Community Unites to Remember Bryan Higgins More than 75 people came together at Bronson Park in downtown Kalamazoo, MI to remember the life of Bryan ‘Feather Lynn’ Higgins on Wednesday, Aug. 13. Higgins, a member of the LGBTQ community, was severely beaten in San Francisco, CA on Aug. 10. According to the Examiner, police said they are investigating the case as attempted murder and assault with a deadly weapon. His death has yet to be declared as a hate crime. His family took him off of life support at San Francisco General Hospital at 3:33 p.m. Pacific time on Wednesday, while friends and gatherers in Kalamazoo released balloons into the sky at the same time, 6:33 p.m. Eastern time. To show support for each other and for the Higgins family, the community sang songs and wrote their fondest memories of Higgins in chalk on the ground. “I’m very angry, but I’m letting love take over the emotion right now because anger is not the answer,” said Higgins’ uncle, Steve Horton. “Anger leads to hatred, hatred leads to crime.”

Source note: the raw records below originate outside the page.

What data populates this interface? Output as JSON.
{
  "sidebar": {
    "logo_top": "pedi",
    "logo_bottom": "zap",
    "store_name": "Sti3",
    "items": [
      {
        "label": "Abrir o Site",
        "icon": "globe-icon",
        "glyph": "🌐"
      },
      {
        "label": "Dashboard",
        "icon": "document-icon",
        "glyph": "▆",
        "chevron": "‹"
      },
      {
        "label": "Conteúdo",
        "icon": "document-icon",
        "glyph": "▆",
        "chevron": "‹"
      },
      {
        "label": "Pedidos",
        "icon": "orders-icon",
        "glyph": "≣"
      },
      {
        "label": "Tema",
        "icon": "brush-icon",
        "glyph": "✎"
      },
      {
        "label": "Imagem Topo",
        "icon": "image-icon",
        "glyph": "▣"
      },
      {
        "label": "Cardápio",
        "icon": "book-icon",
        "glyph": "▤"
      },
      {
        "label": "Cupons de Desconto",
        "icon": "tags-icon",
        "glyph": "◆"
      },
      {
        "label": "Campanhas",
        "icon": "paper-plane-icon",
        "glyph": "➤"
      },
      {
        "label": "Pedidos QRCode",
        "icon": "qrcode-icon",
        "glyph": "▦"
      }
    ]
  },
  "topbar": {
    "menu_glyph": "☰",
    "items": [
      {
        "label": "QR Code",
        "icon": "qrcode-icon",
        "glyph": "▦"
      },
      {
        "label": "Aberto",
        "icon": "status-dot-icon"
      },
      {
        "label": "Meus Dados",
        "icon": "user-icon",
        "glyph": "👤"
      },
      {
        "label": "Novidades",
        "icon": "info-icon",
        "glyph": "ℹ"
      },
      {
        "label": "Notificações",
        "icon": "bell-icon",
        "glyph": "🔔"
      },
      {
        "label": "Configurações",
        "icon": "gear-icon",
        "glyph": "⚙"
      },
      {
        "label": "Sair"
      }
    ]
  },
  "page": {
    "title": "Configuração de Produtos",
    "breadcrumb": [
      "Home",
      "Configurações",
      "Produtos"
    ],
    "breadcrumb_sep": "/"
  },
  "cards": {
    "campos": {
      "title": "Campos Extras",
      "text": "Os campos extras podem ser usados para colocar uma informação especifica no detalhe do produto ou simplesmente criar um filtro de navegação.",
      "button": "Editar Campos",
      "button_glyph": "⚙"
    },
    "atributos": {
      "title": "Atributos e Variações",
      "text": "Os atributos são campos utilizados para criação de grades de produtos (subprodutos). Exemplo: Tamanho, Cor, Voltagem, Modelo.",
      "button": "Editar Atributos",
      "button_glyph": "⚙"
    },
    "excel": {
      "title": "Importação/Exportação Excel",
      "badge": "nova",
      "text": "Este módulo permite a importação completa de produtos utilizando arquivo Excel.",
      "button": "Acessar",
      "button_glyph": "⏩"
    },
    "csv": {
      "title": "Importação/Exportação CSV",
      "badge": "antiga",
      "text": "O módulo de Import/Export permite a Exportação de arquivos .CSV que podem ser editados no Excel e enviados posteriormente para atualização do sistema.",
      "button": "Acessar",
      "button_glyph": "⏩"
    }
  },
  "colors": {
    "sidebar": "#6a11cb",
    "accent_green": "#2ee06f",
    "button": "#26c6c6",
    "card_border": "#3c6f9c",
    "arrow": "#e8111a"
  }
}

The San Jose State University-appointed task force assigned to study discrimination in the school’s dorms has issued a list of recommendations to improve diversity and inclusion in their on-campus community, according to the San Jose Mercury News. The task force was established in the wake of a series of incidents against a black student by his three dormmates, who are now being charged with hate crime offenses. The roommates’ alleged abuse included referring to the student by a racist nickname, putting up a Confederate flag in the dorm, and barricading him in his room after they fastened a bike lock to his neck. Three of the four students involved in the alleged abuse have been expelled.
Call for compassion after Boston Marathon bombings

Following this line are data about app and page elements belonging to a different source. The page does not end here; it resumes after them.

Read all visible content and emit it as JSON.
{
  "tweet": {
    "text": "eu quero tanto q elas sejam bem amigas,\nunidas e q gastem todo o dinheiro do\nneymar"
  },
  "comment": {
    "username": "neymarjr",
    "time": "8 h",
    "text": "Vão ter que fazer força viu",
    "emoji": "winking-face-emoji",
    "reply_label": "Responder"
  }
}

By Mark Potok, Southern Poverty Law Center Senior Fellow It happened again this week. A woman in Louisiana told police that she had been set afire in a horrifying hate crime Sunday — only to have police, after a full-tilt investigation,say yesterday that she had fabricated the story.Sharmeka Moffit, 20, set herself on fire in a park in Winnsboro, LA, Police Chief Lester Thomas told a news conference late yesterday. She earlier told police that she had been attacked by three men of unknown race who were wearing “T-shirt hoodies.” A racial slur and the letters “KKK” were found daubed on her car when police arrived within one minute of her call to 911. A major investigation involving the Winnsboro Police Department, the Franklin Parish Sheriff’s Office and the state police was launched.
At the University of Mississippi, a segregationist chant and Ku Klux Klan rally threaten to divide the campus community, but student leaders and their chancellor take a stand against hate and intolerance. This story is part of the Not In Our Town program, Class Actions, that premieres nationwide on PBS stations in February 2012. In the fall of 2009, we received a concerned call from Reiko Callner, a leader in the community response to a neo-Nazi rally in Olympia, Washington. She'd heard from a friend in Oxford that the Ku Klux Klan planned to protest at the University of Mississippi. Reiko wanted to know what action was being taken, and whether we planned to cover the story. Reiko is the creator of Unity in the Community. In the 2006 Not In Our Town film about Olympia’s response to the neo-Nazis, Reiko had said, ”Sometimes the worst threats bring out the best in people.” As we looked into the story in Oxford, we learned that Reiko was right and that the lessons of her northwestern capital city were just as relevant in this southern college town. A chant with a racist history
News Organizations Have Served as Powerful Allies in NIOT Campaigns Across the Country